Items from an interface collection:
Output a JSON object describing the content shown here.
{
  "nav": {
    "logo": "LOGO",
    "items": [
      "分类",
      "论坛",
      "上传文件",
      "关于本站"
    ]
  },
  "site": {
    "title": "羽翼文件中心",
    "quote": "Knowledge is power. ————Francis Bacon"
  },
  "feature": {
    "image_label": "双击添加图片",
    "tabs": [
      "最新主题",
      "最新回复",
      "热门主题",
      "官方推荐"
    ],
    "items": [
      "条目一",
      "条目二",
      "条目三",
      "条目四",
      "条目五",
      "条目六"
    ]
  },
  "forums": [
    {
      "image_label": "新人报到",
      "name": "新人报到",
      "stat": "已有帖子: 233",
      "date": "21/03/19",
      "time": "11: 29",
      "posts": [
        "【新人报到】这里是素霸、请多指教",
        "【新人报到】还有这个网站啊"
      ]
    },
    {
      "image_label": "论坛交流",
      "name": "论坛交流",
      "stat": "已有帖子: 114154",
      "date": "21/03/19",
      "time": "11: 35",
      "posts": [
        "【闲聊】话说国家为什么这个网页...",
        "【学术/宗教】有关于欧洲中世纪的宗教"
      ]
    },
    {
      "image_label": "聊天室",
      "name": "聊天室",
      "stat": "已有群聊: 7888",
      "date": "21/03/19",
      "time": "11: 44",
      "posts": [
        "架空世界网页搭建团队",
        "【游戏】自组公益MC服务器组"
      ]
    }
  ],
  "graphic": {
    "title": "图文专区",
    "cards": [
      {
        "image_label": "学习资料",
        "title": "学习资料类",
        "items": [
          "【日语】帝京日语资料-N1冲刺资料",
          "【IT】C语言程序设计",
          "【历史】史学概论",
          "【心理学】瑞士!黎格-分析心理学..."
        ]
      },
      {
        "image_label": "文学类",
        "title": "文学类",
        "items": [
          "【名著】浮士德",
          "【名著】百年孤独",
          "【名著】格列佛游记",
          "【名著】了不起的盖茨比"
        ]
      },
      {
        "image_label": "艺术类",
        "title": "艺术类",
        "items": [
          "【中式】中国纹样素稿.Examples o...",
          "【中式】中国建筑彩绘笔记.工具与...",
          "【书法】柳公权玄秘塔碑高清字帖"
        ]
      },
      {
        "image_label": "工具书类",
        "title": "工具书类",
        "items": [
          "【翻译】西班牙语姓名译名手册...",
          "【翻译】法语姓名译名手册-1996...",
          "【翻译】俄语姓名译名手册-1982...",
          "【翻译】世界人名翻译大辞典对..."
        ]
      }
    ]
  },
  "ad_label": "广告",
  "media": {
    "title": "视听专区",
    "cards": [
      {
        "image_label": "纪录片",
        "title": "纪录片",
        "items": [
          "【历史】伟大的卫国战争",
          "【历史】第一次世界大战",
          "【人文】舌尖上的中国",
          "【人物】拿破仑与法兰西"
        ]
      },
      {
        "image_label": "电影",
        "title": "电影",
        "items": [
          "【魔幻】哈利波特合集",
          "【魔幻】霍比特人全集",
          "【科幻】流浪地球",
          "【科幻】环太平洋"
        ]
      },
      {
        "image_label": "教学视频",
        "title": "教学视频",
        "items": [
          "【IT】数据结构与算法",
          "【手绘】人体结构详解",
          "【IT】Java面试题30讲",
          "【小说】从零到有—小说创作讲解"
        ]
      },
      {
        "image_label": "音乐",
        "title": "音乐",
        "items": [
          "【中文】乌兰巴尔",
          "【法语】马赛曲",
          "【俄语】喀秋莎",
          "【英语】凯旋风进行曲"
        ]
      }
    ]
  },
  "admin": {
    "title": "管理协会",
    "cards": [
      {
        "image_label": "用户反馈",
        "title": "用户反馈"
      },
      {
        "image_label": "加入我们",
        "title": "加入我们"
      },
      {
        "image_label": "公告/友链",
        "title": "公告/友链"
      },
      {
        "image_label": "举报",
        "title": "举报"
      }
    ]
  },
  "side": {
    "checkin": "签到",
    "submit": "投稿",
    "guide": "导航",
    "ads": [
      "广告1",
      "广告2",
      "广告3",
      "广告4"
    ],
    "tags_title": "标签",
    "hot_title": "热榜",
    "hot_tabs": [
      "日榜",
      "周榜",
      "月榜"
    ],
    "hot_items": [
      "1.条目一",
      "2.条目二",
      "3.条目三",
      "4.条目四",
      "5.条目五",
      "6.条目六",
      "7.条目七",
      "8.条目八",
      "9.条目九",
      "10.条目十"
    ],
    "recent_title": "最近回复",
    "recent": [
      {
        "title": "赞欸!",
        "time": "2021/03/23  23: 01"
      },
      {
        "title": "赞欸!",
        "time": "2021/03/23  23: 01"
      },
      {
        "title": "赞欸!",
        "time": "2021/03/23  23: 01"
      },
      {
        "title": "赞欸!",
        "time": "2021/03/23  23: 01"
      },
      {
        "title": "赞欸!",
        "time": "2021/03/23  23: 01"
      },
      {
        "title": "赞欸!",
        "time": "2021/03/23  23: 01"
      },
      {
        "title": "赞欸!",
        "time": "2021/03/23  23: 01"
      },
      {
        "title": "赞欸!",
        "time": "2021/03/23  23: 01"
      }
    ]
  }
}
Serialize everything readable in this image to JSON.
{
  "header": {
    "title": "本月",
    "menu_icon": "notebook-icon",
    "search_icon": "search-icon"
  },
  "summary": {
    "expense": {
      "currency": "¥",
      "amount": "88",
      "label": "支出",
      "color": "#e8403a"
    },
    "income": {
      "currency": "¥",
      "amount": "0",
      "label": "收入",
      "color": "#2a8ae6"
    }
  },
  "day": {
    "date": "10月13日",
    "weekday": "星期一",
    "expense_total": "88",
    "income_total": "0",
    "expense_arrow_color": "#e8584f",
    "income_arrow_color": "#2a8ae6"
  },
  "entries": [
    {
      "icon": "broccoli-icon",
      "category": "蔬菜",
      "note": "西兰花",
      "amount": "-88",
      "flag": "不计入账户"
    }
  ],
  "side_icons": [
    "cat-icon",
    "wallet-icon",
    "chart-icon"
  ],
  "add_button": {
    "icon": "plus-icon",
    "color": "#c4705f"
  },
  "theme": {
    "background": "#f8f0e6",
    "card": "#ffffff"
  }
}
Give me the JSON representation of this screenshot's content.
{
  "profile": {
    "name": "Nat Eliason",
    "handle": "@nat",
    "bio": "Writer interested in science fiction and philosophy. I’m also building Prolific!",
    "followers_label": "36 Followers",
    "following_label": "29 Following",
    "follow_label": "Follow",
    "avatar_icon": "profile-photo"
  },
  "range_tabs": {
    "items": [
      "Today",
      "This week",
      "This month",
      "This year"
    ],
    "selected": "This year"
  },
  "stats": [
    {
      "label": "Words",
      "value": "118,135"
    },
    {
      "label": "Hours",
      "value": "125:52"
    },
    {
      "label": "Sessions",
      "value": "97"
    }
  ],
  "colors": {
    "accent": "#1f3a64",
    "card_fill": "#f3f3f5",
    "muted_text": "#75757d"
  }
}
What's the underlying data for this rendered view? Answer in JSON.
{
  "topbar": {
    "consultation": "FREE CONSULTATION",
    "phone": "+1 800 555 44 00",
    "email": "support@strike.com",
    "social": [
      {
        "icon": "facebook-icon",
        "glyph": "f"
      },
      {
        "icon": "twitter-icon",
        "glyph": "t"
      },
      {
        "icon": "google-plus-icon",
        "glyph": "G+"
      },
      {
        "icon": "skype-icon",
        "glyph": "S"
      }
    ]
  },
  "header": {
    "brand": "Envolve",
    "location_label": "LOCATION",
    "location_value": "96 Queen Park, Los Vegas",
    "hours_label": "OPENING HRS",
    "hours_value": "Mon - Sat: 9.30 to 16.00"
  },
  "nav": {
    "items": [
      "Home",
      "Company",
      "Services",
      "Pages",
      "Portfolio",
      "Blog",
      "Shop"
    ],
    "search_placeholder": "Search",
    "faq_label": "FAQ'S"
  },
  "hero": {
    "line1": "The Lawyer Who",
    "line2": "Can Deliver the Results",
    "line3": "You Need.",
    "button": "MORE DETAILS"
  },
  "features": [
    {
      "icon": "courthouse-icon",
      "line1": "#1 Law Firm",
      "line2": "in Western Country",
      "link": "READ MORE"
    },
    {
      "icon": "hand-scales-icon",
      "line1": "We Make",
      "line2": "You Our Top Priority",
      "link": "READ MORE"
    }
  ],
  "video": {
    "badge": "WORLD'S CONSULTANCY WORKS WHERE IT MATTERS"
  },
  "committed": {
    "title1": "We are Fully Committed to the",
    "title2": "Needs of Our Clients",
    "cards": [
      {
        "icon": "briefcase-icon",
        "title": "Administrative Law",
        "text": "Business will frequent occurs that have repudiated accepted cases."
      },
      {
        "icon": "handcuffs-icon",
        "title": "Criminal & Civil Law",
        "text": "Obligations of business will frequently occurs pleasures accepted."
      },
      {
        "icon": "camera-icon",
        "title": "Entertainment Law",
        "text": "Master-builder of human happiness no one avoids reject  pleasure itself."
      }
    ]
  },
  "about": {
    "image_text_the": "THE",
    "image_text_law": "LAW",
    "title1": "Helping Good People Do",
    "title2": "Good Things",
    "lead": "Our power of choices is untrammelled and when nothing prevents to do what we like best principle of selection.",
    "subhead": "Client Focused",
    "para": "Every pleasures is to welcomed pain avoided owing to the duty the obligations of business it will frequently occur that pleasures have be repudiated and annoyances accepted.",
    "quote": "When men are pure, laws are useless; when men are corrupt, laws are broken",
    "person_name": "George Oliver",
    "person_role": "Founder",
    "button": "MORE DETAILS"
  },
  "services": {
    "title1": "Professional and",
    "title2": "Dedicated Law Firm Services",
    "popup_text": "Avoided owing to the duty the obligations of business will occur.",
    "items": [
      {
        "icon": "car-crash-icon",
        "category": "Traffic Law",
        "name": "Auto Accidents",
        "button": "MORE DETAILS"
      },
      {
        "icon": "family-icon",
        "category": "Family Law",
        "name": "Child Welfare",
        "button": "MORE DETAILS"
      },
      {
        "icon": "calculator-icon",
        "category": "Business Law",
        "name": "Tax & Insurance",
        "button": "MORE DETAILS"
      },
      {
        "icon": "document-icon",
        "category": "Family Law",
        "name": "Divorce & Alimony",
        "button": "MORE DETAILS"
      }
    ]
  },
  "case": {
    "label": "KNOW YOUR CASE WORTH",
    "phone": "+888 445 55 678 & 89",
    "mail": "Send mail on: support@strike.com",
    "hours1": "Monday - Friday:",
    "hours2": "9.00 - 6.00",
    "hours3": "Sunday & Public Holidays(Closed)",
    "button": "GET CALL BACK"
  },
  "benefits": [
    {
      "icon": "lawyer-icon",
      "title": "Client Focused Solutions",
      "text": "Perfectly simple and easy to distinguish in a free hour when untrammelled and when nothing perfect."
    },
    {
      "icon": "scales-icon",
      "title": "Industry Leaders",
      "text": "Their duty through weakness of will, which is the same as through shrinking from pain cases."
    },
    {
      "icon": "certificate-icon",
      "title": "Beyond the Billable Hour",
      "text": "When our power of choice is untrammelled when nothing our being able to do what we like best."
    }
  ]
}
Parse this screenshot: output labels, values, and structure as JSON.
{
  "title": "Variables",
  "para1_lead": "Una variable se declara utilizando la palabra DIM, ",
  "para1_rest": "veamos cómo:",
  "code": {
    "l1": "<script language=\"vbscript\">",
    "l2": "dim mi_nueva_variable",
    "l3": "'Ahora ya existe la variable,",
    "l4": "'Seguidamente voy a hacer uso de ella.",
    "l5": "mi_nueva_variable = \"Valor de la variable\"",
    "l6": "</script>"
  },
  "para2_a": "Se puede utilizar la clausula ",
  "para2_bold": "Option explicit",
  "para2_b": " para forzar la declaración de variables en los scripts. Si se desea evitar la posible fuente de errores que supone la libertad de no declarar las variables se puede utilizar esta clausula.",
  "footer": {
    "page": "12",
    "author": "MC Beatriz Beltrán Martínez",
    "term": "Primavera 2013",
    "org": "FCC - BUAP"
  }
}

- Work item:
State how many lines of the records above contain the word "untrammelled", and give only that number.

- Solution for this task:
3